# What the exercise asks
Where the string "link" occurs in a line of the data below, that line should be copied.
Data: Begin
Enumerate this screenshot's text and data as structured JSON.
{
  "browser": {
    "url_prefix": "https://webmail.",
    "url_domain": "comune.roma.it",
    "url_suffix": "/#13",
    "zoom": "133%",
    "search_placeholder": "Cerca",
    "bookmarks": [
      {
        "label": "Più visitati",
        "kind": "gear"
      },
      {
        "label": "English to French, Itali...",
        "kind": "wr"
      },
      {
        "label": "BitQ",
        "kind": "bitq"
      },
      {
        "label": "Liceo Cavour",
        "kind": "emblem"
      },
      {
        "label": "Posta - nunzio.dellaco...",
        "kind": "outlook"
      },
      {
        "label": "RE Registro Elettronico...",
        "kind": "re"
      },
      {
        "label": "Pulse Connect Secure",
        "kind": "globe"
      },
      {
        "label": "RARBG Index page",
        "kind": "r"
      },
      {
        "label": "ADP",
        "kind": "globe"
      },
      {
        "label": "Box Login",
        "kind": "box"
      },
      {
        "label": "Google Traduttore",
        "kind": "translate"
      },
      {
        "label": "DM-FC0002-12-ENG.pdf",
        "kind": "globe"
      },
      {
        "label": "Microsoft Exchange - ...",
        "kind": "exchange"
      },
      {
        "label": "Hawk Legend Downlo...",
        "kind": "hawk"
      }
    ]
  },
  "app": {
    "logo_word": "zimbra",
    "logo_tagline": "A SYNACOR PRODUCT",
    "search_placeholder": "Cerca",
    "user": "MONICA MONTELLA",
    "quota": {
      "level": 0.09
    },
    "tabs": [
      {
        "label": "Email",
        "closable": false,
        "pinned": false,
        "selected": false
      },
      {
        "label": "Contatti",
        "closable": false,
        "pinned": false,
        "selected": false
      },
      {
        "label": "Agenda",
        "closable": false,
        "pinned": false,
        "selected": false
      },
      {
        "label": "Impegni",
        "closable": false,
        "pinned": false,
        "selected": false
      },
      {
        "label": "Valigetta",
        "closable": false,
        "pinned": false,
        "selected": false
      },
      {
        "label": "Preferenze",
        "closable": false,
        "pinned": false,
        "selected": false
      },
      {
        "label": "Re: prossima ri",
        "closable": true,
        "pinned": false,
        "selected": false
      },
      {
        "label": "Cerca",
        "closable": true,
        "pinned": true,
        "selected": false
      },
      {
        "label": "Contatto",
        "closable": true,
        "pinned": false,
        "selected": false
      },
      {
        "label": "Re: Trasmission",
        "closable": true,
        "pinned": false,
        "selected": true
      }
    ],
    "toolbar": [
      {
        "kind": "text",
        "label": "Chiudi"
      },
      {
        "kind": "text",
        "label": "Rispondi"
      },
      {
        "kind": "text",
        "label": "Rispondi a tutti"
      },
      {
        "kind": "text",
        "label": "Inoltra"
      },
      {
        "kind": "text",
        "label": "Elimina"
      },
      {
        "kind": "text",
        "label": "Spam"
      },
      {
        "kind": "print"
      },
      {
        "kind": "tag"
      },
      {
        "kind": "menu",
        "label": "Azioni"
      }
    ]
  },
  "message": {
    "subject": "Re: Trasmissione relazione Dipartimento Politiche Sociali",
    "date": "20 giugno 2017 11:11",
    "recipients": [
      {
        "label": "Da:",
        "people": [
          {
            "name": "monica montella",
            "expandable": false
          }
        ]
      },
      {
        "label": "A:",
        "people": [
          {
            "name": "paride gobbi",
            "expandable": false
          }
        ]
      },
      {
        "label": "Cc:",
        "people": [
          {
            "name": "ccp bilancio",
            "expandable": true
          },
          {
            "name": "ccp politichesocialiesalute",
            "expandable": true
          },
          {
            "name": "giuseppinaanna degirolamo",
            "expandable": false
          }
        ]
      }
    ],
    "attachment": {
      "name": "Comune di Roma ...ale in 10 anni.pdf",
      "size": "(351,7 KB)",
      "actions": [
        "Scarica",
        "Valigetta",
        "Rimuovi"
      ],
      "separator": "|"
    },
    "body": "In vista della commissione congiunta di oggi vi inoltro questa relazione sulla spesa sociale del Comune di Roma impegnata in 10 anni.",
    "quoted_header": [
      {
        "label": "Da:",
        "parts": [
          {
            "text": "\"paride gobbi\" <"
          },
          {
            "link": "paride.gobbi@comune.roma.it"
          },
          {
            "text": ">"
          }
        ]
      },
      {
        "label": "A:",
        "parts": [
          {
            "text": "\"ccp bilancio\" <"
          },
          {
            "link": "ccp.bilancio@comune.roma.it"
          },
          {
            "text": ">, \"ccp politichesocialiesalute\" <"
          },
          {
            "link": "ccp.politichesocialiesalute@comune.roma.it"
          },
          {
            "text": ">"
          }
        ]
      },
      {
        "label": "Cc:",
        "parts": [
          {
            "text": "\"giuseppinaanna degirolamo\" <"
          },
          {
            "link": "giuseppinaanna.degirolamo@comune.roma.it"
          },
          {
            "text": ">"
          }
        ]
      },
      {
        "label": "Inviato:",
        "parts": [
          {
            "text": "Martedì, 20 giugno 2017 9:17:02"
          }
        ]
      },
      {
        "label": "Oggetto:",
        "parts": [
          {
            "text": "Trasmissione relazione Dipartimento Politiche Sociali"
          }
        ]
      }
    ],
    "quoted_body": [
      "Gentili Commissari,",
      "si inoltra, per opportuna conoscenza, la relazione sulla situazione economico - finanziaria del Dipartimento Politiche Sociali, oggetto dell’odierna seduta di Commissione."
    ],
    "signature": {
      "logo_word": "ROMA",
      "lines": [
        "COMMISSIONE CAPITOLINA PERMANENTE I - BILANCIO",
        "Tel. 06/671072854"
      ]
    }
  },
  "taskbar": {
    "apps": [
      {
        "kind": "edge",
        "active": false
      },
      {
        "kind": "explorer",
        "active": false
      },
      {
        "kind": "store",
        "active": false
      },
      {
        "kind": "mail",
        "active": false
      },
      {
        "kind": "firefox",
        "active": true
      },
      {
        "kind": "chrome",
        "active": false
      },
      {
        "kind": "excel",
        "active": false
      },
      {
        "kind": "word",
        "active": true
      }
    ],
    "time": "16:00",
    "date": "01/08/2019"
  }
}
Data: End
# Response to this task
            "link": "paride.gobbi@comune.roma.it"
            "link": "ccp.bilancio@comune.roma.it"
            "link": "ccp.politichesocialiesalute@comune.roma.it"
            "link": "giuseppinaanna.degirolamo@comune.roma.it"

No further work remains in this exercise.